ACTIVITY
Set the data down exactly as it stands, and keep its pictures out.

*** EXTRACTED MATERIAL ***

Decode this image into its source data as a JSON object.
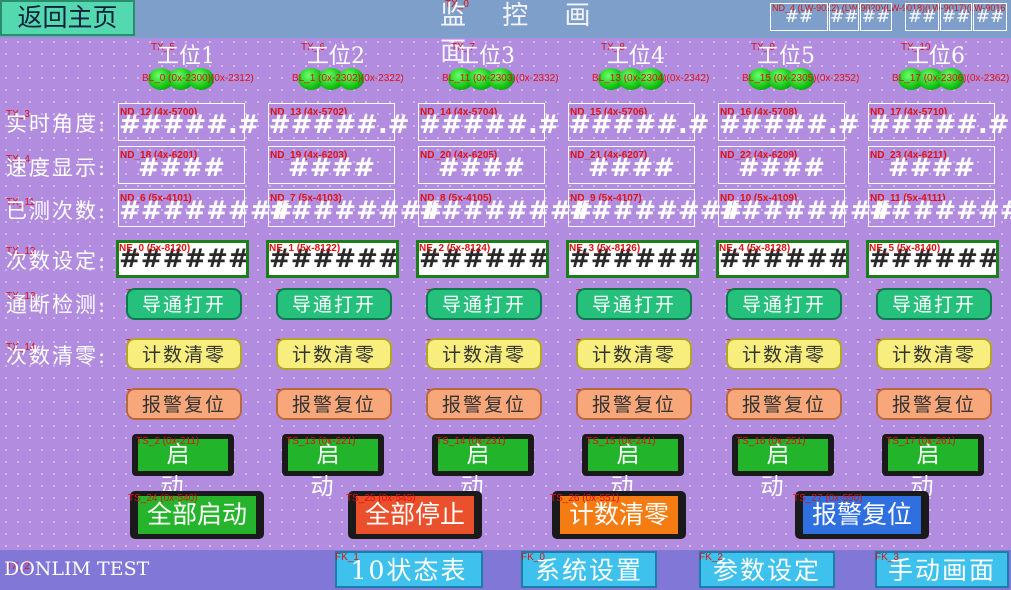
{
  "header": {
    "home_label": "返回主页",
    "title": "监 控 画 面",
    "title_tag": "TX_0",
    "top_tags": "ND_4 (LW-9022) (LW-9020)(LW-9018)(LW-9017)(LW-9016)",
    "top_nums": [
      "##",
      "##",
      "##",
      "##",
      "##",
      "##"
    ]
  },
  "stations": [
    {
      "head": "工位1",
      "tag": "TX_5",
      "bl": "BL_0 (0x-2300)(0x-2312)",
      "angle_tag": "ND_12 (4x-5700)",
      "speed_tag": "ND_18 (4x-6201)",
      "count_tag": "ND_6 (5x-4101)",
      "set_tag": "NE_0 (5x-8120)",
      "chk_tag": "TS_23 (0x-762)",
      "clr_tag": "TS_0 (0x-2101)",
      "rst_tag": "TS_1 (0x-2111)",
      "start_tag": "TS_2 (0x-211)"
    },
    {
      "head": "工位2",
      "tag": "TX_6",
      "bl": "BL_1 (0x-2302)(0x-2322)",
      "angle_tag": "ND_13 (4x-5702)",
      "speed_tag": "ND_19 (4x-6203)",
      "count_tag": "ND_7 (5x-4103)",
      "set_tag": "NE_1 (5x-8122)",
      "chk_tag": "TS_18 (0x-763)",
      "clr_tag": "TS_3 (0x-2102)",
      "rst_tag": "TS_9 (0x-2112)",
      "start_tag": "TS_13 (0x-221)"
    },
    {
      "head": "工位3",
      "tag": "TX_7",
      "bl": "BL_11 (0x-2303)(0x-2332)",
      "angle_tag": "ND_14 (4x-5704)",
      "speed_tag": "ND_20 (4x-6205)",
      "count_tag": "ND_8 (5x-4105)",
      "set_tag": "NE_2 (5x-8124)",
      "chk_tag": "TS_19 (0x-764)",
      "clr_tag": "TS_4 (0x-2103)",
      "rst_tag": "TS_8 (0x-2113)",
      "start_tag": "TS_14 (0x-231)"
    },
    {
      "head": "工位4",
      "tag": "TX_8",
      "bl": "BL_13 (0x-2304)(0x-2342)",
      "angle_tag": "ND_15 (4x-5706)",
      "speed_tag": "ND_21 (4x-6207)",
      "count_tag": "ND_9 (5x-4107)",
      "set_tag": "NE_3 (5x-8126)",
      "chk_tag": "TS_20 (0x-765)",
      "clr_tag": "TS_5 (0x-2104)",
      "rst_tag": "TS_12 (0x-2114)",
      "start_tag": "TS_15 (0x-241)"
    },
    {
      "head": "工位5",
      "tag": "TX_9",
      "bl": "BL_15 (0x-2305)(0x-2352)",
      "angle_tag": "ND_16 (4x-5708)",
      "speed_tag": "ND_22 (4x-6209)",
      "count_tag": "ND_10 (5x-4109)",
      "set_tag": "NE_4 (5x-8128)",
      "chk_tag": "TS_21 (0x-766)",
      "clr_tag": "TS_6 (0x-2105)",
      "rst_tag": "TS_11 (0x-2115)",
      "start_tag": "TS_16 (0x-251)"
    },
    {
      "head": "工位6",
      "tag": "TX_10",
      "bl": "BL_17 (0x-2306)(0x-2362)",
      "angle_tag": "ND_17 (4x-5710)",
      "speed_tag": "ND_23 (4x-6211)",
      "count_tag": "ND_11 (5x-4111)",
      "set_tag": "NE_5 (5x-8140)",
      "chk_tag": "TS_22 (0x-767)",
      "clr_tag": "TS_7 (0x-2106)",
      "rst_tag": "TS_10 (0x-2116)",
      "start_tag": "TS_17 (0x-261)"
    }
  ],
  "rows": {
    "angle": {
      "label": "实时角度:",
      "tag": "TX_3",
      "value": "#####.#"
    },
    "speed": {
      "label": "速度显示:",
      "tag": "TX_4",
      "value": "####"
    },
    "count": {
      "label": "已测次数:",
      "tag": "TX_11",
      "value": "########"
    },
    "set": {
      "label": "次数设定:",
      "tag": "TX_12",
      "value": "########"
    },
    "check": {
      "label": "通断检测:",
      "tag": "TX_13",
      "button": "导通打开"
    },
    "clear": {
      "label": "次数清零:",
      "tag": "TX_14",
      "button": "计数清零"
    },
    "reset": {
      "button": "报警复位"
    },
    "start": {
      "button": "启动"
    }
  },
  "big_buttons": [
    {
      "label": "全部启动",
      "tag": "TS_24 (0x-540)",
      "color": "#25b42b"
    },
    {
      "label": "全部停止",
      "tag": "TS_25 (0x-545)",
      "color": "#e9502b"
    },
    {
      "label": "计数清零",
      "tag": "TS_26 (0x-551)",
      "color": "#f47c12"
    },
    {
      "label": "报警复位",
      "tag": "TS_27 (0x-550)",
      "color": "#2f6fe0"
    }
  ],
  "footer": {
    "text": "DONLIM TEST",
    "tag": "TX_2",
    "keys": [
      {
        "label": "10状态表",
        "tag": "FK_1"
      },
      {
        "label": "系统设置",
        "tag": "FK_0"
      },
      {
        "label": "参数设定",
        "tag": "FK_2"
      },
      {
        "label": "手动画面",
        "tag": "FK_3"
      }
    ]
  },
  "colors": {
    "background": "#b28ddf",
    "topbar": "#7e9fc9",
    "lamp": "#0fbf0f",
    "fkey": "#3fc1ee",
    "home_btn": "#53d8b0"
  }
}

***

TASK ANSWER
Decode this image into its source data as a JSON object.
{
  "header": {
    "home_label": "返回主页",
    "title": "监 控 画 面",
    "title_tag": "TX_0",
    "top_tags": "ND_4 (LW-9022) (LW-9020)(LW-9018)(LW-9017)(LW-9016)",
    "top_nums": [
      "##",
      "##",
      "##",
      "##",
      "##",
      "##"
    ]
  },
  "stations": [
    {
      "head": "工位1",
      "tag": "TX_5",
      "bl": "BL_0 (0x-2300)(0x-2312)",
      "angle_tag": "ND_12 (4x-5700)",
      "speed_tag": "ND_18 (4x-6201)",
      "count_tag": "ND_6 (5x-4101)",
      "set_tag": "NE_0 (5x-8120)",
      "chk_tag": "TS_23 (0x-762)",
      "clr_tag": "TS_0 (0x-2101)",
      "rst_tag": "TS_1 (0x-2111)",
      "start_tag": "TS_2 (0x-211)"
    },
    {
      "head": "工位2",
      "tag": "TX_6",
      "bl": "BL_1 (0x-2302)(0x-2322)",
      "angle_tag": "ND_13 (4x-5702)",
      "speed_tag": "ND_19 (4x-6203)",
      "count_tag": "ND_7 (5x-4103)",
      "set_tag": "NE_1 (5x-8122)",
      "chk_tag": "TS_18 (0x-763)",
      "clr_tag": "TS_3 (0x-2102)",
      "rst_tag": "TS_9 (0x-2112)",
      "start_tag": "TS_13 (0x-221)"
    },
    {
      "head": "工位3",
      "tag": "TX_7",
      "bl": "BL_11 (0x-2303)(0x-2332)",
      "angle_tag": "ND_14 (4x-5704)",
      "speed_tag": "ND_20 (4x-6205)",
      "count_tag": "ND_8 (5x-4105)",
      "set_tag": "NE_2 (5x-8124)",
      "chk_tag": "TS_19 (0x-764)",
      "clr_tag": "TS_4 (0x-2103)",
      "rst_tag": "TS_8 (0x-2113)",
      "start_tag": "TS_14 (0x-231)"
    },
    {
      "head": "工位4",
      "tag": "TX_8",
      "bl": "BL_13 (0x-2304)(0x-2342)",
      "angle_tag": "ND_15 (4x-5706)",
      "speed_tag": "ND_21 (4x-6207)",
      "count_tag": "ND_9 (5x-4107)",
      "set_tag": "NE_3 (5x-8126)",
      "chk_tag": "TS_20 (0x-765)",
      "clr_tag": "TS_5 (0x-2104)",
      "rst_tag": "TS_12 (0x-2114)",
      "start_tag": "TS_15 (0x-241)"
    },
    {
      "head": "工位5",
      "tag": "TX_9",
      "bl": "BL_15 (0x-2305)(0x-2352)",
      "angle_tag": "ND_16 (4x-5708)",
      "speed_tag": "ND_22 (4x-6209)",
      "count_tag": "ND_10 (5x-4109)",
      "set_tag": "NE_4 (5x-8128)",
      "chk_tag": "TS_21 (0x-766)",
      "clr_tag": "TS_6 (0x-2105)",
      "rst_tag": "TS_11 (0x-2115)",
      "start_tag": "TS_16 (0x-251)"
    },
    {
      "head": "工位6",
      "tag": "TX_10",
      "bl": "BL_17 (0x-2306)(0x-2362)",
      "angle_tag": "ND_17 (4x-5710)",
      "speed_tag": "ND_23 (4x-6211)",
      "count_tag": "ND_11 (5x-4111)",
      "set_tag": "NE_5 (5x-8140)",
      "chk_tag": "TS_22 (0x-767)",
      "clr_tag": "TS_7 (0x-2106)",
      "rst_tag": "TS_10 (0x-2116)",
      "start_tag": "TS_17 (0x-261)"
    }
  ],
  "rows": {
    "angle": {
      "label": "实时角度:",
      "tag": "TX_3",
      "value": "#####.#"
    },
    "speed": {
      "label": "速度显示:",
      "tag": "TX_4",
      "value": "####"
    },
    "count": {
      "label": "已测次数:",
      "tag": "TX_11",
      "value": "########"
    },
    "set": {
      "label": "次数设定:",
      "tag": "TX_12",
      "value": "########"
    },
    "check": {
      "label": "通断检测:",
      "tag": "TX_13",
      "button": "导通打开"
    },
    "clear": {
      "label": "次数清零:",
      "tag": "TX_14",
      "button": "计数清零"
    },
    "reset": {
      "button": "报警复位"
    },
    "start": {
      "button": "启动"
    }
  },
  "big_buttons": [
    {
      "label": "全部启动",
      "tag": "TS_24 (0x-540)",
      "color": "#25b42b"
    },
    {
      "label": "全部停止",
      "tag": "TS_25 (0x-545)",
      "color": "#e9502b"
    },
    {
      "label": "计数清零",
      "tag": "TS_26 (0x-551)",
      "color": "#f47c12"
    },
    {
      "label": "报警复位",
      "tag": "TS_27 (0x-550)",
      "color": "#2f6fe0"
    }
  ],
  "footer": {
    "text": "DONLIM TEST",
    "tag": "TX_2",
    "keys": [
      {
        "label": "10状态表",
        "tag": "FK_1"
      },
      {
        "label": "系统设置",
        "tag": "FK_0"
      },
      {
        "label": "参数设定",
        "tag": "FK_2"
      },
      {
        "label": "手动画面",
        "tag": "FK_3"
      }
    ]
  },
  "colors": {
    "background": "#b28ddf",
    "topbar": "#7e9fc9",
    "lamp": "#0fbf0f",
    "fkey": "#3fc1ee",
    "home_btn": "#53d8b0"
  }
}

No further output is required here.